Mathematical Statistics 2400-PP2STa
1. Introduction: paradigm of Mathematical Staistics; mathematical models and empirical
2. Probability distributions and their empirical counterparts
3. Statistical models: families of probability distributions, parametric and nonparametric
4. Methods of estimation: the method of moments, maximum likelihood
5. Properties of estimators: bias, mean square error, Mimimum variance unbiased estimators,
6. Confidence intervals
7. Testing statistical hypotheses: test of significance, Neyman-Pearson lemma, most powerful
tests, typical parametric
and nonparametric tests
8.Selected special topics: e.g. Bayesian approach or introduction to multivariate analysis
Type of course
The student knows and understands selected concepts of probability calculus and mathematical statistics, the most important of which is a random variable, distribution of a random variable, basic characteristics of the distribution of a random variable and types of random variables. Knows the theory of statistical inference, point estimation, interval estimation, the theory of verification of statistical hypotheses. The student knows parametric and nonparametric models for verification of hypotheses regarding theoretical distribution.

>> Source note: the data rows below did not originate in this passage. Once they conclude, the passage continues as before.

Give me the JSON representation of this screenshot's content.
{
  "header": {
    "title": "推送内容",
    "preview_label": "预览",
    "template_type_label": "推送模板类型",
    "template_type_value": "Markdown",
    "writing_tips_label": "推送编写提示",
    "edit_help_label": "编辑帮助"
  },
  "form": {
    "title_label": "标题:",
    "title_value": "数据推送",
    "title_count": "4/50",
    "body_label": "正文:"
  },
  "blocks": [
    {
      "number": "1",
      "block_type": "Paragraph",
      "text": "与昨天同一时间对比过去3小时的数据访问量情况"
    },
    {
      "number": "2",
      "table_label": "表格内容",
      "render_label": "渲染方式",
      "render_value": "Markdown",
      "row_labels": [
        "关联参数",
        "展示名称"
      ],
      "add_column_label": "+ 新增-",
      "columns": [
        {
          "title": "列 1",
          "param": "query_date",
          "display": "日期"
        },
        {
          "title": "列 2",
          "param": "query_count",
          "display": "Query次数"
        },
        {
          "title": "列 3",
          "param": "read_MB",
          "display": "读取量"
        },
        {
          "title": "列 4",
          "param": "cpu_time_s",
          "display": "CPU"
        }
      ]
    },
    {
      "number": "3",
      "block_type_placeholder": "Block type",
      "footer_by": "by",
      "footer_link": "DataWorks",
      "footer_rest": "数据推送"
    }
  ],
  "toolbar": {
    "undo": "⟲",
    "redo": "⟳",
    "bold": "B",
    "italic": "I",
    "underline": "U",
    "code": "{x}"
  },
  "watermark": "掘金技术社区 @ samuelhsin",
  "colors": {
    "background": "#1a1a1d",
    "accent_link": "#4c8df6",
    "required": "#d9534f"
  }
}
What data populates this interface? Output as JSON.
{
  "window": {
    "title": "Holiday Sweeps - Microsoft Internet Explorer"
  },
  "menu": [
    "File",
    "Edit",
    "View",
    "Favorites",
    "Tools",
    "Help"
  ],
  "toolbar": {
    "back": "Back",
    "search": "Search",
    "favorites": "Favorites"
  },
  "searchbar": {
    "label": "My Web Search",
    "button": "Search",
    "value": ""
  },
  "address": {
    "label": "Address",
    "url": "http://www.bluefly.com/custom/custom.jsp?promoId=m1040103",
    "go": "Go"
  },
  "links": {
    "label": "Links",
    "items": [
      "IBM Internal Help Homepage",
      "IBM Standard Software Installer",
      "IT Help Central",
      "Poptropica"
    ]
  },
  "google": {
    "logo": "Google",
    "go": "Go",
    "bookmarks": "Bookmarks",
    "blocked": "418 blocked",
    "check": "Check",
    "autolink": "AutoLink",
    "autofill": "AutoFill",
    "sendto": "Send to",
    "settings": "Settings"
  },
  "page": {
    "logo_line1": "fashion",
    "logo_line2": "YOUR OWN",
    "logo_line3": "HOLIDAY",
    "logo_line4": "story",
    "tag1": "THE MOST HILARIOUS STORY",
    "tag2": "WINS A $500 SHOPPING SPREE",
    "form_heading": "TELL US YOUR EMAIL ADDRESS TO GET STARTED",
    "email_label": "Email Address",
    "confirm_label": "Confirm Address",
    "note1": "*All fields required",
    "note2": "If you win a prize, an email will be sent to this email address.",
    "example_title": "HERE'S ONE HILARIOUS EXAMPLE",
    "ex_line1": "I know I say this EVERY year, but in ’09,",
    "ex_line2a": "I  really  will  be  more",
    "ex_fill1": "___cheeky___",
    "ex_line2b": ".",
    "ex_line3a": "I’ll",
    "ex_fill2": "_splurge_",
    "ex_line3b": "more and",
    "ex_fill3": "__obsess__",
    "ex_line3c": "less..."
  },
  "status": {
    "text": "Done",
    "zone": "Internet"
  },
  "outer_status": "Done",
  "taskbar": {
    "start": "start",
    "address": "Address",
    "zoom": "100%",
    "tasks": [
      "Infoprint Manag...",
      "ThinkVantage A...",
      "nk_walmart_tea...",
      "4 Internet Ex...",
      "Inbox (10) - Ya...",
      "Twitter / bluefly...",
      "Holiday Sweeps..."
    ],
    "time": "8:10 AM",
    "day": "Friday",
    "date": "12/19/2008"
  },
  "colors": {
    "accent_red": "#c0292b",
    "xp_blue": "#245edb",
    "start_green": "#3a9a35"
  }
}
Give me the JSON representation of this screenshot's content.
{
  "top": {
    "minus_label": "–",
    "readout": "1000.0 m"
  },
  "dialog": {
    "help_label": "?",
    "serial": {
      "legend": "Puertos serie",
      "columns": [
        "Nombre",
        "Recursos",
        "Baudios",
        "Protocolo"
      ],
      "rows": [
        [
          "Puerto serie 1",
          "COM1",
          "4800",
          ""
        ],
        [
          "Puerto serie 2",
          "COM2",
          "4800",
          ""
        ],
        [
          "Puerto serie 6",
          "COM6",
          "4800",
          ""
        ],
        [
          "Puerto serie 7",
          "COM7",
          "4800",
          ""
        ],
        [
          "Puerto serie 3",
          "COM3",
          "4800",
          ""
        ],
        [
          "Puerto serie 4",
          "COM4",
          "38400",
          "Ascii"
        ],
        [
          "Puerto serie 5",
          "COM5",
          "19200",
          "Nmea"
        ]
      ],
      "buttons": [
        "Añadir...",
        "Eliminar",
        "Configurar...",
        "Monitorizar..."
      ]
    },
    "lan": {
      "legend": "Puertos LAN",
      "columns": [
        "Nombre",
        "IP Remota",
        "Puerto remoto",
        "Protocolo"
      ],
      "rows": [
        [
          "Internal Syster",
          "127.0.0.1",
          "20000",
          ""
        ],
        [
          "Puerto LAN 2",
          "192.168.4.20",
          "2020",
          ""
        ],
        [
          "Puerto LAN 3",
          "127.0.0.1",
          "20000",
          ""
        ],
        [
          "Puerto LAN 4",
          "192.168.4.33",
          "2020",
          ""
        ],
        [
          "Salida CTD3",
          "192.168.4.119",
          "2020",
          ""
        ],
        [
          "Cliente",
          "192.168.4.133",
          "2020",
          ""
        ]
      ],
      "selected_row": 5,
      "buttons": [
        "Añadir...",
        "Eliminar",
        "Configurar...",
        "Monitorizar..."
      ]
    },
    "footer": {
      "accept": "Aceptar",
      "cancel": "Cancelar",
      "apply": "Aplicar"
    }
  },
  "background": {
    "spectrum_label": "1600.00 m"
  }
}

The student is able to use the tools of mathematical statistics. He can use selected statistical procedures. Student is able to describe models in formal statistical language. The student is able to use analytical methods to correctly formulate and solve tasks in the field of mathematical statistics. The student is able to construct an unbiased and effective parameter estimator using the chosen method. The student is able to estimate the parameter using the confidence interval. He can verify the hypothesis regarding theoretical distribution.
The student knows the applications of theories and methods of mathematical statistics in economics and related sciences
Discussions assessment: The class grade is based on the sum of points obtained from: three tests (max 20 points each), homework assignments (max 20 points) and class activity (max 20 points). A student needs to have at least 50 points and at most two absences to pass classes.
Lecture assessment: the final grade is based on the weighted average: 1/3 class grade + 2/3 final exam grade, with the final exam grade based on the results of an online exam. The exam will consist of 8 problems to solve; the answers will need to be marked in an online test and scans of problem solutions will need to be submitted.
1. Michel Lavine, Statistical Thought, available online:
Information on level of this course, year of study and semester when the course unit is delivered, types and amount of class hours - can be found in course structure diagrams of apropriate study programmes. This course is related to the following study programmes:
Additional information (registration calendar, class conductors, localization and schedules of classes), might be available in the USOSweb system: